AVAILABLE DATA:

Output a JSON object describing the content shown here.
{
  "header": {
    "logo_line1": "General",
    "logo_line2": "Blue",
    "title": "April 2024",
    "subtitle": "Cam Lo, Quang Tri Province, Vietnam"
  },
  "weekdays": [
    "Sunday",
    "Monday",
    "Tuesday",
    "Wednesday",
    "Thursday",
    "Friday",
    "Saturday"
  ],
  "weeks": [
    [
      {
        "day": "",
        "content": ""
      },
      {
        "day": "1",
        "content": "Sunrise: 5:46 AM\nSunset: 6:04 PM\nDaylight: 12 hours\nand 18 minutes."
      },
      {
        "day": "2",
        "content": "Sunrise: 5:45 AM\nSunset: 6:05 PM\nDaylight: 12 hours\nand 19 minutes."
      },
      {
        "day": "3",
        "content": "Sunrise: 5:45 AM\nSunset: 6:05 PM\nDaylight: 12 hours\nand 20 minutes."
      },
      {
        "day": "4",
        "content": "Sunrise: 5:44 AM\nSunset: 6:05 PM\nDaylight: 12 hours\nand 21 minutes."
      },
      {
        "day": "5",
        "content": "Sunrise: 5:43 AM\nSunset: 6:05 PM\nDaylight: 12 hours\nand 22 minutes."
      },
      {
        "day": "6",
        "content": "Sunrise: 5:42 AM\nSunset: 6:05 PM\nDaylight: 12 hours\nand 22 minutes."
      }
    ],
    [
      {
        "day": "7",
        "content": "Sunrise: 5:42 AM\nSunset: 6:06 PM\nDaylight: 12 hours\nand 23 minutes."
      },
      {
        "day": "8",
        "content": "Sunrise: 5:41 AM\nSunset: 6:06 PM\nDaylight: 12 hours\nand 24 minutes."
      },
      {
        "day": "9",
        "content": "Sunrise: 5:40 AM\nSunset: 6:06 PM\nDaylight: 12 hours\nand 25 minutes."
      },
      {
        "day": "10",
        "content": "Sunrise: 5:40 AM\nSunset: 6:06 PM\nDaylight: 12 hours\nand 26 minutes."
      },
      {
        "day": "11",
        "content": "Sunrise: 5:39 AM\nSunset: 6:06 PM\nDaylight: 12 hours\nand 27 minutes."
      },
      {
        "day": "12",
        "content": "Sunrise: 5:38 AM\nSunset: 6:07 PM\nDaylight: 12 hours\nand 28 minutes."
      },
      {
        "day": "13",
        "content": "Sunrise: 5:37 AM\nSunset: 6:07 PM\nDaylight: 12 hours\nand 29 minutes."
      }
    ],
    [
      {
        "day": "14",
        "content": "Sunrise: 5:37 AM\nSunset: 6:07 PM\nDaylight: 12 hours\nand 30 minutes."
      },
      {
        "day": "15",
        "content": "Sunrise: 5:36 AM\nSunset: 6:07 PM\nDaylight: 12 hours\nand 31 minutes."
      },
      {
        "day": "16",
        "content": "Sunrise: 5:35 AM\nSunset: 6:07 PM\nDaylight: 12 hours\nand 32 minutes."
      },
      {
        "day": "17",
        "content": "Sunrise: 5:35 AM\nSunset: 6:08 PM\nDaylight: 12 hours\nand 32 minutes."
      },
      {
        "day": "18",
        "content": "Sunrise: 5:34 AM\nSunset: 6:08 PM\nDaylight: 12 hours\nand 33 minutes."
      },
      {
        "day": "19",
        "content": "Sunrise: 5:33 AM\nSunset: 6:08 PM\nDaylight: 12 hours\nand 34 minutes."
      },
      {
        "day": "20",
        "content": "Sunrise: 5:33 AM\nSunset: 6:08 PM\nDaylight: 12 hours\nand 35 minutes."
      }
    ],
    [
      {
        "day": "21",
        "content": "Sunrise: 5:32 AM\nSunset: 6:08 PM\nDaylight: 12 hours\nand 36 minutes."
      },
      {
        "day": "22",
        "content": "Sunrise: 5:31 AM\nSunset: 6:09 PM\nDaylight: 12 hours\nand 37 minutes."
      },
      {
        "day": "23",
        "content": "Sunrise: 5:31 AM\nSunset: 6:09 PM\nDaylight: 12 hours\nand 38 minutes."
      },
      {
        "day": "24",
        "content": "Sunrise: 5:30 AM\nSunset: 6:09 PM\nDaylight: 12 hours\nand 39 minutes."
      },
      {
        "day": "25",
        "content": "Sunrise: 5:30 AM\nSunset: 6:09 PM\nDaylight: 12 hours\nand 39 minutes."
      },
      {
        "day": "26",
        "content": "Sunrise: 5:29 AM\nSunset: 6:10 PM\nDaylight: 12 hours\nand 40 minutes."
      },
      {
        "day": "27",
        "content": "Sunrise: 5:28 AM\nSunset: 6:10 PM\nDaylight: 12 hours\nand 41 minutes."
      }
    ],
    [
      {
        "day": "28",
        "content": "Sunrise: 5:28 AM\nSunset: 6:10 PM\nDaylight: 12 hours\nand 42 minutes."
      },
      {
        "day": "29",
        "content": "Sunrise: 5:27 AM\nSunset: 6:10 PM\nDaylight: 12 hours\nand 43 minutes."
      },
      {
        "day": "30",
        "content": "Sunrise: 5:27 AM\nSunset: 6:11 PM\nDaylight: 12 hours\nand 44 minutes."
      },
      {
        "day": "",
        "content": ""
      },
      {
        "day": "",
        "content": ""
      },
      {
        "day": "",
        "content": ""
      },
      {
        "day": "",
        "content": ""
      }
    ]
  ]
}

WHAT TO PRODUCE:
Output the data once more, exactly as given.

ANSWER SPACE:
Output a JSON object describing the content shown here.
{
  "header": {
    "logo_line1": "General",
    "logo_line2": "Blue",
    "title": "April 2024",
    "subtitle": "Cam Lo, Quang Tri Province, Vietnam"
  },
  "weekdays": [
    "Sunday",
    "Monday",
    "Tuesday",
    "Wednesday",
    "Thursday",
    "Friday",
    "Saturday"
  ],
  "weeks": [
    [
      {
        "day": "",
        "content": ""
      },
      {
        "day": "1",
        "content": "Sunrise: 5:46 AM\nSunset: 6:04 PM\nDaylight: 12 hours\nand 18 minutes."
      },
      {
        "day": "2",
        "content": "Sunrise: 5:45 AM\nSunset: 6:05 PM\nDaylight: 12 hours\nand 19 minutes."
      },
      {
        "day": "3",
        "content": "Sunrise: 5:45 AM\nSunset: 6:05 PM\nDaylight: 12 hours\nand 20 minutes."
      },
      {
        "day": "4",
        "content": "Sunrise: 5:44 AM\nSunset: 6:05 PM\nDaylight: 12 hours\nand 21 minutes."
      },
      {
        "day": "5",
        "content": "Sunrise: 5:43 AM\nSunset: 6:05 PM\nDaylight: 12 hours\nand 22 minutes."
      },
      {
        "day": "6",
        "content": "Sunrise: 5:42 AM\nSunset: 6:05 PM\nDaylight: 12 hours\nand 22 minutes."
      }
    ],
    [
      {
        "day": "7",
        "content": "Sunrise: 5:42 AM\nSunset: 6:06 PM\nDaylight: 12 hours\nand 23 minutes."
      },
      {
        "day": "8",
        "content": "Sunrise: 5:41 AM\nSunset: 6:06 PM\nDaylight: 12 hours\nand 24 minutes."
      },
      {
        "day": "9",
        "content": "Sunrise: 5:40 AM\nSunset: 6:06 PM\nDaylight: 12 hours\nand 25 minutes."
      },
      {
        "day": "10",
        "content": "Sunrise: 5:40 AM\nSunset: 6:06 PM\nDaylight: 12 hours\nand 26 minutes."
      },
      {
        "day": "11",
        "content": "Sunrise: 5:39 AM\nSunset: 6:06 PM\nDaylight: 12 hours\nand 27 minutes."
      },
      {
        "day": "12",
        "content": "Sunrise: 5:38 AM\nSunset: 6:07 PM\nDaylight: 12 hours\nand 28 minutes."
      },
      {
        "day": "13",
        "content": "Sunrise: 5:37 AM\nSunset: 6:07 PM\nDaylight: 12 hours\nand 29 minutes."
      }
    ],
    [
      {
        "day": "14",
        "content": "Sunrise: 5:37 AM\nSunset: 6:07 PM\nDaylight: 12 hours\nand 30 minutes."
      },
      {
        "day": "15",
        "content": "Sunrise: 5:36 AM\nSunset: 6:07 PM\nDaylight: 12 hours\nand 31 minutes."
      },
      {
        "day": "16",
        "content": "Sunrise: 5:35 AM\nSunset: 6:07 PM\nDaylight: 12 hours\nand 32 minutes."
      },
      {
        "day": "17",
        "content": "Sunrise: 5:35 AM\nSunset: 6:08 PM\nDaylight: 12 hours\nand 32 minutes."
      },
      {
        "day": "18",
        "content": "Sunrise: 5:34 AM\nSunset: 6:08 PM\nDaylight: 12 hours\nand 33 minutes."
      },
      {
        "day": "19",
        "content": "Sunrise: 5:33 AM\nSunset: 6:08 PM\nDaylight: 12 hours\nand 34 minutes."
      },
      {
        "day": "20",
        "content": "Sunrise: 5:33 AM\nSunset: 6:08 PM\nDaylight: 12 hours\nand 35 minutes."
      }
    ],
    [
      {
        "day": "21",
        "content": "Sunrise: 5:32 AM\nSunset: 6:08 PM\nDaylight: 12 hours\nand 36 minutes."
      },
      {
        "day": "22",
        "content": "Sunrise: 5:31 AM\nSunset: 6:09 PM\nDaylight: 12 hours\nand 37 minutes."
      },
      {
        "day": "23",
        "content": "Sunrise: 5:31 AM\nSunset: 6:09 PM\nDaylight: 12 hours\nand 38 minutes."
      },
      {
        "day": "24",
        "content": "Sunrise: 5:30 AM\nSunset: 6:09 PM\nDaylight: 12 hours\nand 39 minutes."
      },
      {
        "day": "25",
        "content": "Sunrise: 5:30 AM\nSunset: 6:09 PM\nDaylight: 12 hours\nand 39 minutes."
      },
      {
        "day": "26",
        "content": "Sunrise: 5:29 AM\nSunset: 6:10 PM\nDaylight: 12 hours\nand 40 minutes."
      },
      {
        "day": "27",
        "content": "Sunrise: 5:28 AM\nSunset: 6:10 PM\nDaylight: 12 hours\nand 41 minutes."
      }
    ],
    [
      {
        "day": "28",
        "content": "Sunrise: 5:28 AM\nSunset: 6:10 PM\nDaylight: 12 hours\nand 42 minutes."
      },
      {
        "day": "29",
        "content": "Sunrise: 5:27 AM\nSunset: 6:10 PM\nDaylight: 12 hours\nand 43 minutes."
      },
      {
        "day": "30",
        "content": "Sunrise: 5:27 AM\nSunset: 6:11 PM\nDaylight: 12 hours\nand 44 minutes."
      },
      {
        "day": "",
        "content": ""
      },
      {
        "day": "",
        "content": ""
      },
      {
        "day": "",
        "content": ""
      },
      {
        "day": "",
        "content": ""
      }
    ]
  ]
}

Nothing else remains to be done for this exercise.